§ **What to do**: Every line in the entries where "Enter" is found should be copied.

BEGIN Dataset entries

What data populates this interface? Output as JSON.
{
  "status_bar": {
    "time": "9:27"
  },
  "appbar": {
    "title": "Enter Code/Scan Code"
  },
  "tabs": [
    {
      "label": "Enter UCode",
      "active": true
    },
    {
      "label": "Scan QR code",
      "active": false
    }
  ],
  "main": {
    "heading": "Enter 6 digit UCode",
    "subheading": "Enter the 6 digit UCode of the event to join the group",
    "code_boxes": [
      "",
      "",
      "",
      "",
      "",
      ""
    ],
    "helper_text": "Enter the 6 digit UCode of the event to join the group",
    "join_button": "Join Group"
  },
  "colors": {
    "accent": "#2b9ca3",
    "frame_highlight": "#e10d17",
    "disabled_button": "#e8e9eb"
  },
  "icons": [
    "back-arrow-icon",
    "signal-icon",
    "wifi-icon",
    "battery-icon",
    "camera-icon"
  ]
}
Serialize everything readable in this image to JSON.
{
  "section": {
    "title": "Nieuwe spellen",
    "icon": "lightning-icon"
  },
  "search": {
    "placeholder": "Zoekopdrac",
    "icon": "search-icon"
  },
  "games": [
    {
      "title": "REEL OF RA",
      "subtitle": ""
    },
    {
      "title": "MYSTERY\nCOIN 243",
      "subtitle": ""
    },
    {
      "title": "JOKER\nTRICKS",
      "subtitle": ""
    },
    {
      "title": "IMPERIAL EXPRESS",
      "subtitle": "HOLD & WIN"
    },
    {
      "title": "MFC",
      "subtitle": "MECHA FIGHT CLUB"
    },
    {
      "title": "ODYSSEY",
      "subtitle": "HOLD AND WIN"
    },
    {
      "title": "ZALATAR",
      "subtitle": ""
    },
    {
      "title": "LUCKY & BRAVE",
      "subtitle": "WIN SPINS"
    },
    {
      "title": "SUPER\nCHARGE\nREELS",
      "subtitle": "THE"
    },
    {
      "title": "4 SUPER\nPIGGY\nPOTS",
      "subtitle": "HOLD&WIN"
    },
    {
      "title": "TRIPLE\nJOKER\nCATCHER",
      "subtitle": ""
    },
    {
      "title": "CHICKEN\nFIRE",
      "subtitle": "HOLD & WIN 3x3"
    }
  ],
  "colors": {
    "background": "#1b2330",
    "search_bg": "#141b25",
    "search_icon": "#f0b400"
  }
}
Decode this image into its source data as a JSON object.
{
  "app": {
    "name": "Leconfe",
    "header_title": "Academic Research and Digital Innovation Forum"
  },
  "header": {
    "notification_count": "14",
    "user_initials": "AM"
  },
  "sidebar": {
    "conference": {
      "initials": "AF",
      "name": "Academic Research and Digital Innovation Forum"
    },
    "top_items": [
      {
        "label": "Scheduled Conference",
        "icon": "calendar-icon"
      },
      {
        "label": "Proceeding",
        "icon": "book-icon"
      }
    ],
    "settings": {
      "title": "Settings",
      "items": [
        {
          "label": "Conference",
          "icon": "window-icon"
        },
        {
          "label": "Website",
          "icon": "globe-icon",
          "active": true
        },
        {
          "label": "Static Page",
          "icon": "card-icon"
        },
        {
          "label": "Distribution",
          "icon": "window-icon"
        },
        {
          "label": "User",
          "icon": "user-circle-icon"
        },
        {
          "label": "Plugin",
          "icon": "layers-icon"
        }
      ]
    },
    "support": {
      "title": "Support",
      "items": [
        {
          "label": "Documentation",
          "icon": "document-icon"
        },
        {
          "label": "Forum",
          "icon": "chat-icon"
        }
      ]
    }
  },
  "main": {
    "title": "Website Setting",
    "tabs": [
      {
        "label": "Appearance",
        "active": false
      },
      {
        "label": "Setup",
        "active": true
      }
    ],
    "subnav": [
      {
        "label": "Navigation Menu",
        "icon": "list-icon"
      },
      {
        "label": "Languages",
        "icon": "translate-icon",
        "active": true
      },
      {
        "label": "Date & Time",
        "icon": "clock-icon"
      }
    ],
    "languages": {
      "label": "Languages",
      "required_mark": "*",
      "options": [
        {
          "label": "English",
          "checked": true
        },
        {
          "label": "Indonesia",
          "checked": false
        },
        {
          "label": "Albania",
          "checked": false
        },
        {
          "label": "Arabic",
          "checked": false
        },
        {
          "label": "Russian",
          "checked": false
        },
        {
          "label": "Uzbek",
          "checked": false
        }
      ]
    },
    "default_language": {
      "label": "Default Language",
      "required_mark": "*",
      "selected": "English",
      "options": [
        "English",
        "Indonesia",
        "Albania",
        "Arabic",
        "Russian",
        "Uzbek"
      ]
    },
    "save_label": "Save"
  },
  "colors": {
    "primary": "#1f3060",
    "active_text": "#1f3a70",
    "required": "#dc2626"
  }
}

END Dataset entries

§ **Output for this exercise**:
    "title": "Enter Code/Scan Code"
      "label": "Enter UCode",
    "heading": "Enter 6 digit UCode",
    "subheading": "Enter the 6 digit UCode of the event to join the group",
    "helper_text": "Enter the 6 digit UCode of the event to join the group",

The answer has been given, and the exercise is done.